Poker is a card game that involves betting. Its rules are based on probability, psychology, and game theory. The game can be played by two to ten players. The rules vary from game to game, but there are some basic principles that all players should know.
In poker, the first step in learning is to understand the basic rules. Then, practice to improve your skills. If you’re serious about playing, you should also work on bankroll management. Start by playing small games, and don’t gamble more than you can afford to lose. This will help you avoid getting discouraged and will allow you to learn more about the game before moving up in stakes. You should also talk through hands with friends and coaches to help you improve faster.
There are many different variations of poker, and it’s important to find one that you enjoy. There are also many different strategies that you can use to win, but it’s best to focus on the basics before trying out anything too complicated.
To play poker, you must have at least a pair of cards. You must place these cards in front of you and then match them with the community cards on the table to make a winning hand. The highest hand wins the pot. There are many different types of hands, but some of the most common include:
Once all the players have their cards, a round of betting begins. Each player must place an initial bet, called the “blind bet.” This is a mandatory amount of money that must be put into the pot before you can call or raise a bet.
After the flop, another card is dealt to the table. This is the “turn” card. After the turn, a new round of betting starts with the player to the left of the dealer. This is where you’ll need to start thinking about your strategy and how the other players are acting.
As you become more experienced, you’ll want to learn how to identify conservative and aggressive players. Conservative players tend to fold early, which makes them easy to read. Aggressive players, on the other hand, often bet high to get more action on their hands and can be bluffed out of their money.

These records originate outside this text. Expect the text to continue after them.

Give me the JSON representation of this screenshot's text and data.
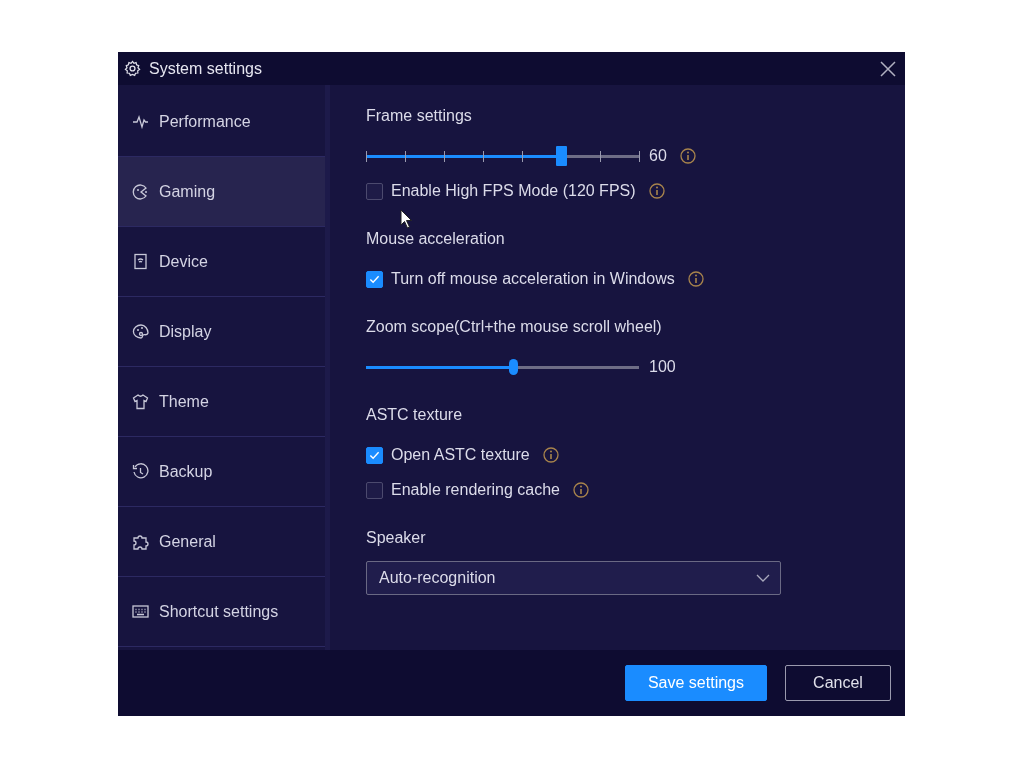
{
  "window": {
    "title": "System settings"
  },
  "sidebar": {
    "items": [
      {
        "label": "Performance",
        "selected": false
      },
      {
        "label": "Gaming",
        "selected": true
      },
      {
        "label": "Device",
        "selected": false
      },
      {
        "label": "Display",
        "selected": false
      },
      {
        "label": "Theme",
        "selected": false
      },
      {
        "label": "Backup",
        "selected": false
      },
      {
        "label": "General",
        "selected": false
      },
      {
        "label": "Shortcut settings",
        "selected": false
      }
    ]
  },
  "sections": [
    {
      "title": "Frame settings",
      "controls": [
        {
          "kind": "slider",
          "ticks": true,
          "level": 0.714,
          "reading": "60",
          "info": true
        },
        {
          "kind": "checkbox",
          "label": "Enable High FPS Mode (120 FPS)",
          "checked": false,
          "info": true
        }
      ]
    },
    {
      "title": "Mouse acceleration",
      "controls": [
        {
          "kind": "checkbox",
          "label": "Turn off mouse acceleration in Windows",
          "checked": true,
          "info": true
        }
      ]
    },
    {
      "title": "Zoom scope(Ctrl+the mouse scroll wheel)",
      "controls": [
        {
          "kind": "slider",
          "ticks": false,
          "level": 0.537,
          "reading": "100",
          "info": false
        }
      ]
    },
    {
      "title": "ASTC texture",
      "controls": [
        {
          "kind": "checkbox",
          "label": "Open ASTC texture",
          "checked": true,
          "info": true
        },
        {
          "kind": "checkbox",
          "label": "Enable rendering cache",
          "checked": false,
          "info": true
        }
      ]
    },
    {
      "title": "Speaker",
      "controls": [
        {
          "kind": "dropdown",
          "value": "Auto-recognition"
        }
      ]
    }
  ],
  "buttons": [
    {
      "label": "Save settings",
      "primary": true
    },
    {
      "label": "Cancel",
      "primary": false
    }
  ]
}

It’s also important to be able to count the number of cards in your hand and the number of community cards. Eventually, this will come naturally as you play more and more poker. You’ll also gain a better understanding of the math involved in the game, and you’ll develop an intuition about things like frequencies and EV estimation. Over time, you’ll start to see patterns and trends in the numbers, which will help you make more informed decisions at the table.